For postdoctoral researchers seeking future careers in academia, the number one priority is being a productive researcher, former UNC Lineberger postdoctoral trainee Jennifer Bradford, PhD, told fellows and graduate students on Tuesday. That means publishing papers and applying for grants, traveling to scientific conferences and making connections, she said.
Bradford is now an assistant professor of biology at August University. She was a postdoctoral fellow at UNC Lineberger in the lab of Albert Baldwin, PhD, Kenan Distinguished Professor and associate director of basic research at UNC Lineberger, before moving on to her teaching and research role in Georgia. She spoke at the annual UNC Lineberger Postdoc Faculty Research Day, which drew more than 120 doctoral students, postdoctoral researchers and faculty members to the William and Ida Friday Center for Continuing Education.
The day-long event included a poster competition for doctoral students and postdoctoral fellows, and an oral presentation competition.
Joseph S. Pagano, MD, founding director of the cancer center and the Postdoctoral Training Program in Cancer Research, praised the quality of the presentations. “The science is absolutely first-rate. You can’t beat it, anywhere,” said Pagano, who is the Lineberger Professor of Cancer Research and professor of Medicine and Microbiology & Immunology. “I think our faculty mentors are diligent because of this training program; we want to do a good job training our postdocs. All of those things make it a great day.”
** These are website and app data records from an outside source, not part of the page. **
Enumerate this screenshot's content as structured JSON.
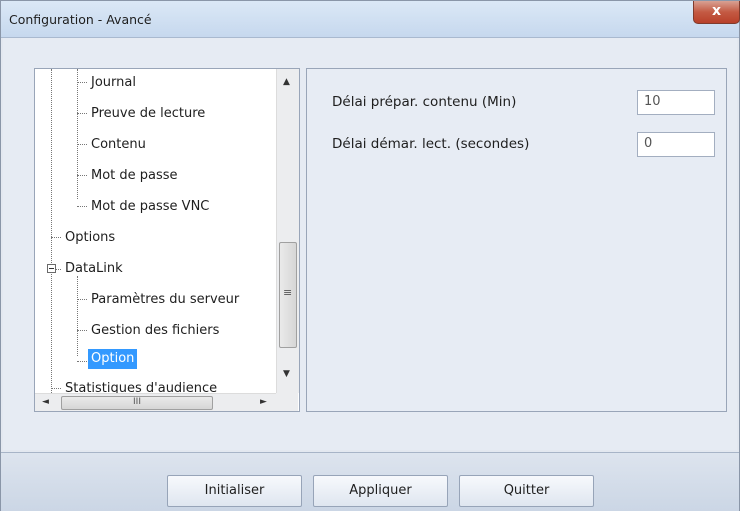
{
  "window": {
    "title": "Configuration - Avancé",
    "close_label": "x"
  },
  "tree": {
    "items": [
      {
        "label": "Journal"
      },
      {
        "label": "Preuve de lecture"
      },
      {
        "label": "Contenu"
      },
      {
        "label": "Mot de passe"
      },
      {
        "label": "Mot de passe VNC"
      },
      {
        "label": "Options"
      },
      {
        "label": "DataLink"
      },
      {
        "label": "Paramètres du serveur"
      },
      {
        "label": "Gestion des fichiers"
      },
      {
        "label": "Option",
        "selected": true
      },
      {
        "label": "Statistiques d'audience"
      }
    ],
    "scroll_up": "▲",
    "scroll_down": "▼",
    "scroll_left": "◄",
    "scroll_right": "►",
    "hthumb_grip": "III",
    "vthumb_grip": "≡"
  },
  "settings": {
    "fields": [
      {
        "label": "Délai prépar. contenu (Min)",
        "value": "10"
      },
      {
        "label": "Délai démar. lect. (secondes)",
        "value": "0"
      }
    ]
  },
  "buttons": {
    "reset": "Initialiser",
    "apply": "Appliquer",
    "quit": "Quitter"
  }
}
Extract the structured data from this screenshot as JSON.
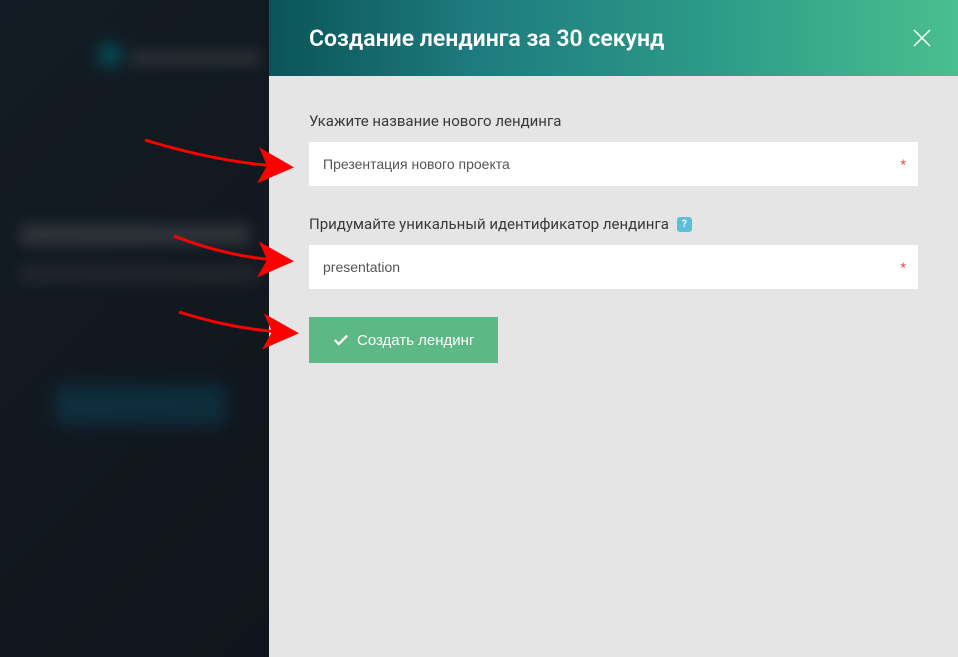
{
  "modal": {
    "title": "Создание лендинга за 30 секунд",
    "fields": {
      "name": {
        "label": "Укажите название нового лендинга",
        "value": "Презентация нового проекта",
        "required": true
      },
      "identifier": {
        "label": "Придумайте уникальный идентификатор лендинга",
        "value": "presentation",
        "required": true,
        "has_help": true,
        "help_text": "?"
      }
    },
    "submit_label": "Создать лендинг"
  },
  "icons": {
    "close": "close-icon",
    "checkmark": "checkmark-icon",
    "help": "help-icon"
  },
  "colors": {
    "header_gradient_start": "#0a5458",
    "header_gradient_end": "#4abf8f",
    "submit_button": "#5cb884",
    "help_badge": "#5cbfda",
    "required": "#e74c3c",
    "panel_bg": "#e5e5e5"
  }
}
UNC Lineberger postdoctoral researchers presented current research findings, and two former postdocs, including Bradford and Kris DeMali, PhD, an associate professor of biochemistry and dermatology at the University of Iowa Carver College of Medicine, also spoke. Bradford offered tips for preparing for a career in academia amid a competitive environment for tenure-track jobs.
She said that while the number one priority for postdoctoral fellows should be to be a productive researcher, fellows wanting jobs with a teaching component, should also seek teaching experience. She spoke of the value of professional development experiences through workshops or programs like the Future Faculty Fellowship Program, Effective College Teaching Workshop, or others. Professional development can help fellows transition into a new role and “it not be a complete shock,” she said.
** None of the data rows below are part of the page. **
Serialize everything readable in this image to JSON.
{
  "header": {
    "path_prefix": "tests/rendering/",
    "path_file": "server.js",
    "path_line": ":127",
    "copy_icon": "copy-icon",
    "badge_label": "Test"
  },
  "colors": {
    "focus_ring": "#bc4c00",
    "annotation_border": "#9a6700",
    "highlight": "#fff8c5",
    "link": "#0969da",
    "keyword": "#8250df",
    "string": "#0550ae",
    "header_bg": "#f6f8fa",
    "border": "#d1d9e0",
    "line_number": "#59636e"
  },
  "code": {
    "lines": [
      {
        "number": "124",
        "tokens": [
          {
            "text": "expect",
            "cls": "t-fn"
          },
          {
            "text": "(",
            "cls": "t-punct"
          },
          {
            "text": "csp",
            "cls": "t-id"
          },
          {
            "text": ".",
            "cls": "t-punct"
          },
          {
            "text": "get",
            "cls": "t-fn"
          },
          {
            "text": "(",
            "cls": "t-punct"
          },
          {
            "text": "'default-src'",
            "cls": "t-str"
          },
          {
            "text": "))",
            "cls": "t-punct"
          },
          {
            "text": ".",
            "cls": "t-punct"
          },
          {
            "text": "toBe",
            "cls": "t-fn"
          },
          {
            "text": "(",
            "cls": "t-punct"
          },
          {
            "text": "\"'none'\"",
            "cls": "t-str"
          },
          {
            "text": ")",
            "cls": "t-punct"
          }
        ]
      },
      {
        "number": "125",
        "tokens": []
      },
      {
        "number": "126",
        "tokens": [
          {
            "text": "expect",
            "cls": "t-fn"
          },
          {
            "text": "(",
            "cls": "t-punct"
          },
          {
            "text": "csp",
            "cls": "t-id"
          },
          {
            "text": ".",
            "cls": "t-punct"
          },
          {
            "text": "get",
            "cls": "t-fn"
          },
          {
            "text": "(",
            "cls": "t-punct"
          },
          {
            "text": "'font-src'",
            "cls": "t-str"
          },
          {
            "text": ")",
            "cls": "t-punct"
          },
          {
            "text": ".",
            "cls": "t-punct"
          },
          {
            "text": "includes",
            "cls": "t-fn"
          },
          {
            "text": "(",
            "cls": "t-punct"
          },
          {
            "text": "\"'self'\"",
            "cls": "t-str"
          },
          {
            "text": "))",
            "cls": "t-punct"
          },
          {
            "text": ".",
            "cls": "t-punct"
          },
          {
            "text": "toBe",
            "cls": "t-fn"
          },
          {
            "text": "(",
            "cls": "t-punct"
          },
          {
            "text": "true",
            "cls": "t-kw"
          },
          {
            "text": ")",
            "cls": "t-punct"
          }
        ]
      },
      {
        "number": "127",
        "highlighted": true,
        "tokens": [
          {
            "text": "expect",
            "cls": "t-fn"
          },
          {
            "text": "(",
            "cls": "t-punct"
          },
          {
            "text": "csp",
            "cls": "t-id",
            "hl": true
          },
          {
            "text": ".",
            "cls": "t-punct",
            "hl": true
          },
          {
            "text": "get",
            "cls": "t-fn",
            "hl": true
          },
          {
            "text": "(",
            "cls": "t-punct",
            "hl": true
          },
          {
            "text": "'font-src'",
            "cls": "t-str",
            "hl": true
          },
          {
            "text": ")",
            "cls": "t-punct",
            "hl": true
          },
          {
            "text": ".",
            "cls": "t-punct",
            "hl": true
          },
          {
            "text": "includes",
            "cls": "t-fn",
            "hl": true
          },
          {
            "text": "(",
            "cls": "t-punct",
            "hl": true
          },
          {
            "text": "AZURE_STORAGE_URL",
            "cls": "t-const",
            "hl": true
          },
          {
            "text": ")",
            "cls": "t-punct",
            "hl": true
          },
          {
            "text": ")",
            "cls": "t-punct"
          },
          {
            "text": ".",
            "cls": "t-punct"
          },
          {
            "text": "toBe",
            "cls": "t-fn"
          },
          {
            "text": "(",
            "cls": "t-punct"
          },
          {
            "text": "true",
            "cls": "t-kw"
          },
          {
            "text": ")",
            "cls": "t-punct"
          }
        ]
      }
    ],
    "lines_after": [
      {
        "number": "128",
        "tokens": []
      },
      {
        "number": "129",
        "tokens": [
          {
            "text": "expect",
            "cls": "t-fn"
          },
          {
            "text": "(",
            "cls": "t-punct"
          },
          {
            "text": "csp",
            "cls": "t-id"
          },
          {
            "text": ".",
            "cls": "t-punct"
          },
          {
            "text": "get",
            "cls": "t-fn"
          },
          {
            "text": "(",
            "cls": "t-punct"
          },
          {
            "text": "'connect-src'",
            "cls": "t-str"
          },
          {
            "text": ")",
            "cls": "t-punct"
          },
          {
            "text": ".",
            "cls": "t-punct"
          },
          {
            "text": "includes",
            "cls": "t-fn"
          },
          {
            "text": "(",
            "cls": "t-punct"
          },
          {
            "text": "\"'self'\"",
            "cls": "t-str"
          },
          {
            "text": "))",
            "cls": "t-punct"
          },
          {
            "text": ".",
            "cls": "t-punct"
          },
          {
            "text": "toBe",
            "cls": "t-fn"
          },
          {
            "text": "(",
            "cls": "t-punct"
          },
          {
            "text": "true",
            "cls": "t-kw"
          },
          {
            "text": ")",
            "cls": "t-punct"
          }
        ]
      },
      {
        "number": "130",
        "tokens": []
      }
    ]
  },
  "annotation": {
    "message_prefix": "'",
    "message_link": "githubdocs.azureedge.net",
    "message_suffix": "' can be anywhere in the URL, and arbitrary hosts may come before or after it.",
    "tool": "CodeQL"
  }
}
“If you are seeking even a small teaching role, especially at those schools that emphasize teaching, you really need to demonstrate your ability to mentor and to teach,” Bradford said. “If your (principal investigator) is opposed to you teaching during normal business hours, you might need to get creative, such as teaching nights at a local community college.”
Bradford recommended that fellows speak with their mentors about whether they can take their research projects when they leave an institution, and also offered tips for the job search process, documents to prepare, job interviews, and factors to consider when accepting an offer.
The event also included a competition for postdoctoral trainees for best poster presentations and best oral presentations, as well as best poster competition for graduate students.
“The awards provide a small way for UNC Lineberger to recognize the research excellence, the great effort and dedication of our junior researchers,” said Channing Der, PhD, Sarah Graham Kenan Professor of Pharmacology and UNC Lineberger member. “They tend to work in the shadows of their mentors, since us faculty have the visibility and typically get the recognition for our trainee’s work. The retreat is an opportunity for us mentors to let our trainees take the spotlight and get a well-deserved recognition and appreciation for their hard work.”
The winners were:
First place: Teresa Bonello
Second place: Daniel Dickinson
Third place: Joseph Harrison
First place: Pearl Bakhru
Second place: Lathiena Manning
Third place: Miranda Carper
Graduate student poster: Bin-jin Hwang